The slick opening montage of this movie sets the stage for a potentially exciting and gripping story. Assange starts out with nothing, but his silent resolve, coupled with vision, determination and focus, far outreaches his finances. His reputation as a hipster/hacker grows and partnering with Berliner, Berg (a brilliant programmer) is a masterstroke. Together, they make WikiLeaks a force to reckon with.
As Assange knows that WikiLeaks offers the kind of shocking information that he feels people want to - and probably should - know about, his obsession starts veering towards paranoia. He also has a nose for sensationalism.
His friendship, followed by a disagreement with Berg is reminiscent of the Zuckerberg-Saverin equation from
The Social Network
. While that movie brought to light various aspects about human nature,
The Fifth Estate
doesn't come close in edginess. You will however, wonder about whether Assange is in it for the greater good, or to feed his own galloping ego. He realizes he has access to information that can make governments quake, and that kind of power can go to anyone's head.
Sarah Shaw (Linney) and James Boswell (Tucci) of the US State Department portray their roles well and represent much about the US Government's perspective on transparency. While the real Julian Assange presently languishes in diplomatic asylum at the Ecuadorian Embassy in London, Cumberbatch does a good job of portraying the embattled whistleblower.
Cumberbatch's Assange is emotionless, cold and sometimes a bit sinister. For someone who insists on global transparency, his own personality is paradoxically as impervious as a cold steel wall. You wonder what actually is going on inside his head.
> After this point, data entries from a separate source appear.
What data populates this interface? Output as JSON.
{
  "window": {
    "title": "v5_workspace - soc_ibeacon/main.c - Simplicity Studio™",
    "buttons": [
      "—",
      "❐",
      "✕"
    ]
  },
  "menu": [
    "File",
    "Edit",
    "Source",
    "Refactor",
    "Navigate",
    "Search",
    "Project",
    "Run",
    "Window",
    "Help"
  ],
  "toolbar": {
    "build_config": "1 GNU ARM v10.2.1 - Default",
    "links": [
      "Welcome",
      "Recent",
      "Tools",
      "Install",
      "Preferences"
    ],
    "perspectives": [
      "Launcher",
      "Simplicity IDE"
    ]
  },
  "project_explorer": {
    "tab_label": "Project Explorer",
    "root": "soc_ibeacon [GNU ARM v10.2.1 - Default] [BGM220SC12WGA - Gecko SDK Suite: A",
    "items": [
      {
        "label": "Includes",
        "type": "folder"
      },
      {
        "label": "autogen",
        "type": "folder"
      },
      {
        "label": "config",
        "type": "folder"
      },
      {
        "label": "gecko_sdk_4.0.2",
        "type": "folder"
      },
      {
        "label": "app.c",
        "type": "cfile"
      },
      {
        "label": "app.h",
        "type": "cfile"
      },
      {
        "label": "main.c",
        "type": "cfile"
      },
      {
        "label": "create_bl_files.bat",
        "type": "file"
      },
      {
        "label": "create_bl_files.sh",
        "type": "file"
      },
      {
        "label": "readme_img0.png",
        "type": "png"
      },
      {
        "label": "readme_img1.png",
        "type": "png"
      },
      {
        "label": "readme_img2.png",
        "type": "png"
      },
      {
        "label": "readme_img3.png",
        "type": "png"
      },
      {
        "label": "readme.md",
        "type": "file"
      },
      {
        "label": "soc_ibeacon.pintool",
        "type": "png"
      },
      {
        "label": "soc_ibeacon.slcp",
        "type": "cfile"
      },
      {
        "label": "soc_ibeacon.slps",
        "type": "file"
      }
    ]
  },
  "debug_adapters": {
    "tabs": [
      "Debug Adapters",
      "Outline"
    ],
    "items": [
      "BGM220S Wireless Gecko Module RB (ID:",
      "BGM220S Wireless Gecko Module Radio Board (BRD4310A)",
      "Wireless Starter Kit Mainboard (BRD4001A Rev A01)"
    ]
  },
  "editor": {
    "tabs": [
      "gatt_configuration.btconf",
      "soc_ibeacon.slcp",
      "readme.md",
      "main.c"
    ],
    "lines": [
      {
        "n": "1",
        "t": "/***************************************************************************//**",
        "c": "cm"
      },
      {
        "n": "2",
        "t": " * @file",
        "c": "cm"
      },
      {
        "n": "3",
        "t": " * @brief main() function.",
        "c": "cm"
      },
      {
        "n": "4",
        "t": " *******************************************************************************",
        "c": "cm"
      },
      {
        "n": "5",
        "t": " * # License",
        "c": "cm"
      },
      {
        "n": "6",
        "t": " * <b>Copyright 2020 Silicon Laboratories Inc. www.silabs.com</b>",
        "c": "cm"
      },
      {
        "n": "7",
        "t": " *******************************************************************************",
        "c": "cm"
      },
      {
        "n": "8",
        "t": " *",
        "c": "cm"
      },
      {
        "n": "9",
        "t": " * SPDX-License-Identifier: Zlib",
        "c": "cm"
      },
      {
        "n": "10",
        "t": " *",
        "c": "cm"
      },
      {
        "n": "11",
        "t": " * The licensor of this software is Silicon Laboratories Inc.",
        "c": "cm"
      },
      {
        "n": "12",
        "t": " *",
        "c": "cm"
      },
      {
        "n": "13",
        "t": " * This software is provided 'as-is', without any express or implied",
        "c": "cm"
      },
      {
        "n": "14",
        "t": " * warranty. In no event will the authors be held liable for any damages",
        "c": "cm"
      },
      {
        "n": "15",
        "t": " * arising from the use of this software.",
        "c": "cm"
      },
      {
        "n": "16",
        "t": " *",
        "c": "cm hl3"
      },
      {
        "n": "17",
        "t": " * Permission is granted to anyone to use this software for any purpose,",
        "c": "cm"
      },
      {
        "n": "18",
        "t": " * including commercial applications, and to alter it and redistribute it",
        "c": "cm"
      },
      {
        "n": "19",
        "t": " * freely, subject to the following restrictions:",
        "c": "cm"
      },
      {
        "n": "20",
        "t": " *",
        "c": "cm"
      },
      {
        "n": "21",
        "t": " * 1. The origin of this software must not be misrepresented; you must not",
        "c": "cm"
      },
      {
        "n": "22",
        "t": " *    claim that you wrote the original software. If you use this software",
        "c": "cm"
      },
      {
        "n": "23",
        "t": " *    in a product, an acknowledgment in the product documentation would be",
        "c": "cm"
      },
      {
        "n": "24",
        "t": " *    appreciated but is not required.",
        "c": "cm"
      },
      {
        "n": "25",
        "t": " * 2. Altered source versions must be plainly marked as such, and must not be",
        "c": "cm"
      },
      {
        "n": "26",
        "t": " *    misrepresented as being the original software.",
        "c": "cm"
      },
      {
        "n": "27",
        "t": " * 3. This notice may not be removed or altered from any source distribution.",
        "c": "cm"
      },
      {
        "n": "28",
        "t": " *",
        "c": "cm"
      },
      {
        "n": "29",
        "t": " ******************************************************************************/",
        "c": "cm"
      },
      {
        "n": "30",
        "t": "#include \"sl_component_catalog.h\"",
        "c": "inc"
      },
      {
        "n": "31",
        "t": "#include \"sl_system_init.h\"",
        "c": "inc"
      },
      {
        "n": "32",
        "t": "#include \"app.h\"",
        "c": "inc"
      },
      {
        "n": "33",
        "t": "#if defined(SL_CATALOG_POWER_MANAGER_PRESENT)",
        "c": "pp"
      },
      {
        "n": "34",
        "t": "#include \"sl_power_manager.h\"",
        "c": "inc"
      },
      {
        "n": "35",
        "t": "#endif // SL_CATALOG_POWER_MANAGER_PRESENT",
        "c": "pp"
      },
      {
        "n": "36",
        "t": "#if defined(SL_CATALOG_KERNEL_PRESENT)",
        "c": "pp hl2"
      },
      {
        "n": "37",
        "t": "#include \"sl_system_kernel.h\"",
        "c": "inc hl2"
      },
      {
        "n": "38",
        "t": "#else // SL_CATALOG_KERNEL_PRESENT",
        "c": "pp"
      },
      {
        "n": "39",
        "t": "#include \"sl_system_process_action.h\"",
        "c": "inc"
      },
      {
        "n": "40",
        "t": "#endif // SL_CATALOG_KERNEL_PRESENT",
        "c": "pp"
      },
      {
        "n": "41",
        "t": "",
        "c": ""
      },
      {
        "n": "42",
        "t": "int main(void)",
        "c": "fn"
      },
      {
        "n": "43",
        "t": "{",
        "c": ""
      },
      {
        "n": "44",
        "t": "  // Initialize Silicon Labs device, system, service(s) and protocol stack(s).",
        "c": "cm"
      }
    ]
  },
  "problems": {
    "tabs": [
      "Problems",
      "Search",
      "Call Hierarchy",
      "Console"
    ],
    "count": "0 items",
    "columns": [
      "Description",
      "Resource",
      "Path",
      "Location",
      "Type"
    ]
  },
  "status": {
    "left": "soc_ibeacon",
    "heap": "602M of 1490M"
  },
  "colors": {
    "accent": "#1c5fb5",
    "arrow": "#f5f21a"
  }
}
A movie about Assange and WikiLeaks is bound to be tough to tackle and while it has a few things going for it, Condon could have scored better if he chose to focus deeper on Assange's admittedly complex and mysterious psyche.